Problems With Pink Weed, Tiny Ants?
This week I want to share three questions we received at the N.C. Cooperative Extension, Caldwell County Center. I hope you find these questions and their answers helpful.
Question: How do I control these little tiny ants? They are in my kitchen. My husband calls them piss ants.
Answer: Ants can be a real problem when they get into your home. Piss ants, also called odorous house ants, are the most common house-infesting ant species in North Carolina. I’m not exactly sure where the term piss ant developed, but their more official common name, odorous house ant, is related to the odor of these ants when crushed. The crushed ants smell like rotten coconuts. These ants are small, the forages are black, and they measure about 1⁄8-inch long.
Odorous house ant colonies contain about 100,000 workers and multiple queens. Odorous house ants can nest in many different places. Outdoors their nests can be found in mulch, in piles of logs, firewood, boards, and other debris. They may also nest beneath stones, sidewalks, patio blocks, and concrete slabs. Indoor nest sites can be wall voids, window frames, insulation in an attic, or crawlspace subflooring.
Odorous house ants are attracted to sugary foods. Often, an indoor infestation is discovered when ants have found a good food source such as an empty sweet tea glass on the counter.
When you have a problem with ants indoors, it’s best if the ant nest(s) can be found and destroyed. If the nest(s) cannot be found, baiting is an effective option; it just takes a little longer to get control.
Start by conducting a thorough inspection inside and out to determine areas of ant activity. Place bait in known and suspected foraging areas. Odorous house ants prefer sweets; therefore, for best results use a sugar-based bait such as Terro. Be sure to read and follow the instructions that come with the bait. Do not skip this step! If you can determine where ants are entering the home, treat those areas with an insecticide.
Question: What is this pink weed in my yard?
Answer: This pink weed is Oriental lady’s thumb, also called Asiatic smartweed. This invasive weed is a member of the buckwheat family. I first identified it in Caldwell County in 2001. However, in the last two years, I have seen a big increase in its prevalence. Oriental lady’s thumb can be found in places such as home lawns, landscape beds, fallow pastures, hayfields, roadsides, and woodland trails. This weed is an annual plant, so each spring it has to start again from seed.
As the name implies, this weed is from Asia. Like other smartweeds, Oriental lady’s thumb thrives in partial shade and moist conditions. In lawns and landscape beds, a pre-emergent herbicide will control it. Once this weed emerges in the spring, typical broadleaf herbicides will control it. This weed can be a problem later in the season because it will continue to germinate all summer long.
Question: Cattle prices are down. Is there any help?

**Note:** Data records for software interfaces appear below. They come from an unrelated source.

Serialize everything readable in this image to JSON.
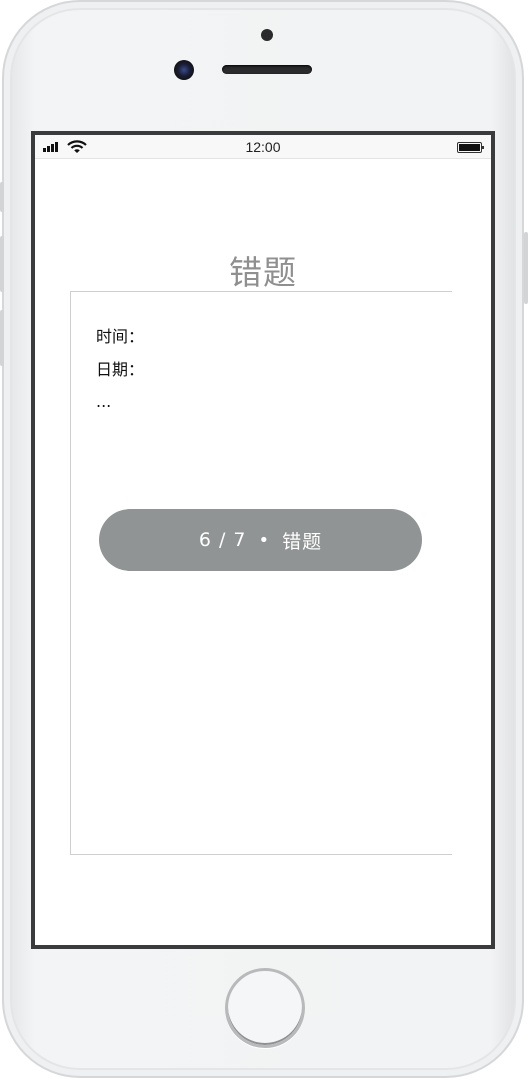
{
  "status_bar": {
    "time": "12:00"
  },
  "page": {
    "title": "错题"
  },
  "card": {
    "line1": "时间：",
    "line2": "日期：",
    "line3": "..."
  },
  "progress_pill": {
    "counter": "6 / 7",
    "separator": "•",
    "label": "错题"
  },
  "colors": {
    "pill_bg": "#909494",
    "title_text": "#8f8f8f",
    "screen_border": "#3a3b3d"
  },
  "icons": [
    "signal-icon",
    "wifi-icon",
    "battery-icon"
  ]
}
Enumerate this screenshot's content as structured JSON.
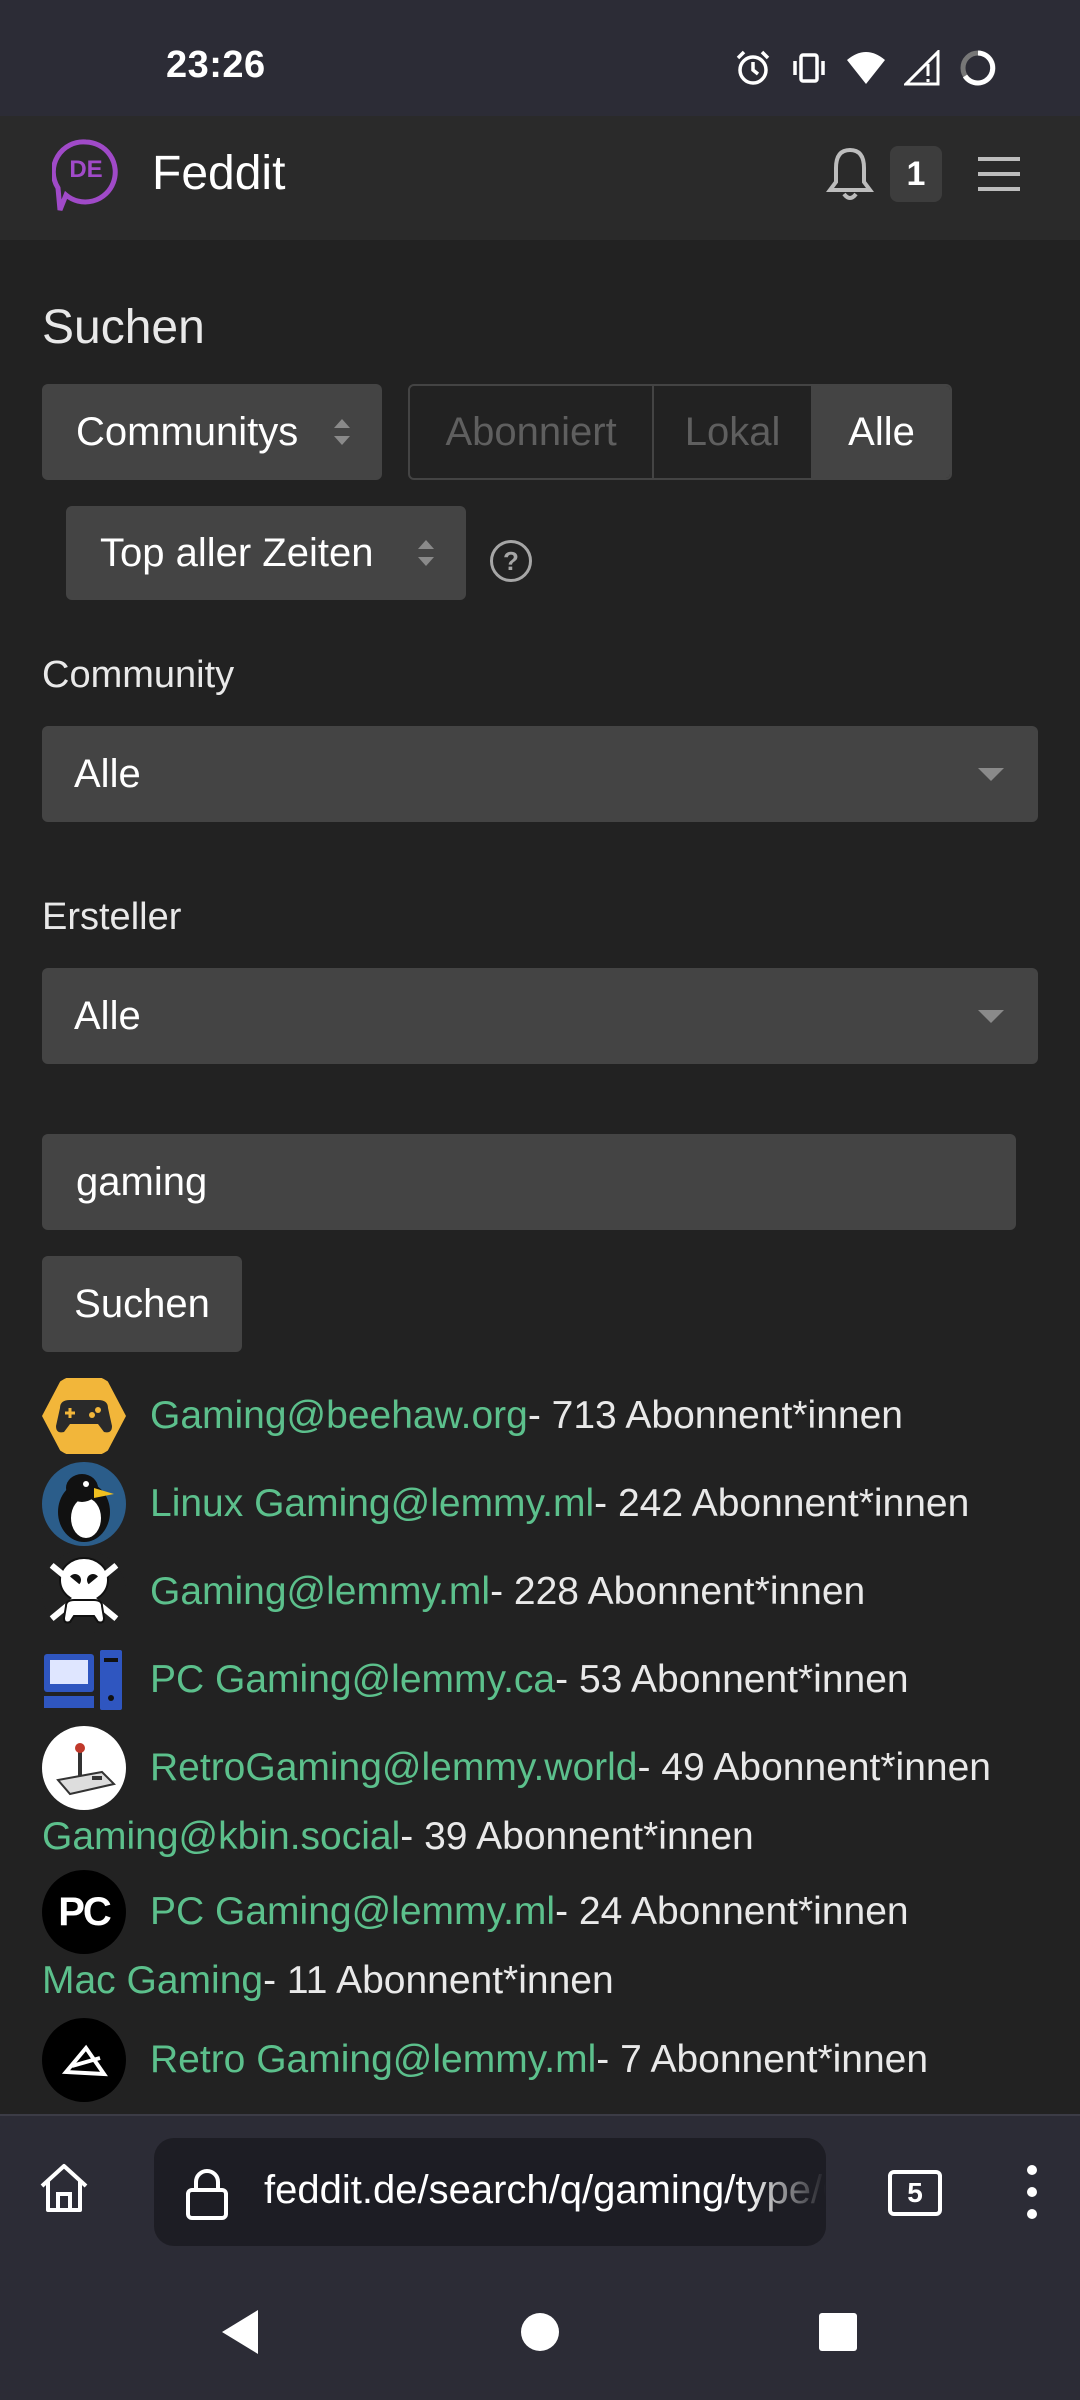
{
  "status_bar": {
    "time": "23:26",
    "icons": [
      "alarm-icon",
      "vibrate-icon",
      "wifi-icon",
      "signal-icon",
      "loading-icon"
    ]
  },
  "header": {
    "logo_text": "DE",
    "brand": "Feddit",
    "notification_count": "1"
  },
  "page": {
    "title": "Suchen"
  },
  "filters": {
    "type_select": "Communitys",
    "listing_tabs": [
      "Abonniert",
      "Lokal",
      "Alle"
    ],
    "listing_selected": "Alle",
    "sort_select": "Top aller Zeiten",
    "help_symbol": "?"
  },
  "community_filter": {
    "label": "Community",
    "value": "Alle"
  },
  "creator_filter": {
    "label": "Ersteller",
    "value": "Alle"
  },
  "search": {
    "query": "gaming",
    "button_label": "Suchen"
  },
  "results": [
    {
      "name": "Gaming@beehaw.org",
      "count": " - 713 Abonnent*innen",
      "has_avatar": true,
      "avatar": "gamepad-icon"
    },
    {
      "name": "Linux Gaming@lemmy.ml",
      "count": " - 242 Abonnent*innen",
      "has_avatar": true,
      "avatar": "penguin-icon"
    },
    {
      "name": "Gaming@lemmy.ml",
      "count": " - 228 Abonnent*innen",
      "has_avatar": true,
      "avatar": "skull-controller-icon"
    },
    {
      "name": "PC Gaming@lemmy.ca",
      "count": " - 53 Abonnent*innen",
      "has_avatar": true,
      "avatar": "computer-icon"
    },
    {
      "name": "RetroGaming@lemmy.world",
      "count": " - 49 Abonnent*innen",
      "has_avatar": true,
      "avatar": "retro-console-icon"
    },
    {
      "name": "Gaming@kbin.social",
      "count": " - 39 Abonnent*innen",
      "has_avatar": false
    },
    {
      "name": "PC Gaming@lemmy.ml",
      "count": " - 24 Abonnent*innen",
      "has_avatar": true,
      "avatar": "pc-letters-icon",
      "avatar_text": "PC"
    },
    {
      "name": "Mac Gaming",
      "count": " - 11 Abonnent*innen",
      "has_avatar": false
    },
    {
      "name": "Retro Gaming@lemmy.ml",
      "count": " - 7 Abonnent*innen",
      "has_avatar": true,
      "avatar": "retro-arrow-icon"
    }
  ],
  "browser": {
    "url": "feddit.de/search/q/gaming/type/Communities",
    "tab_count": "5"
  },
  "colors": {
    "background": "#222222",
    "link": "#5cc08c",
    "control": "#444444",
    "logo_accent": "#a04ac8"
  }
}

Answer: There is a second Coronavirus Food Assistance Program, commonly called CFAP 2. This is a United States Department of Agriculture (USDA) program designed to assist farmers and maintain the food supply. Livestock are part of this program as well as commodity crops such as corn, wheat, and soybeans. Also included in this CFAP 2 program are specialty crops such as grapes and industrial hemp. All the details about this program are available on the CFAP website. To sign up for this program, contact the Morganton USDA-Farm Service Agency office at 828-439-9727.
If you have agricultural questions, visit us any time at our website or contact us during normal business hours at the N.C. Cooperative Extension, Caldwell County Center at 828-757-1290.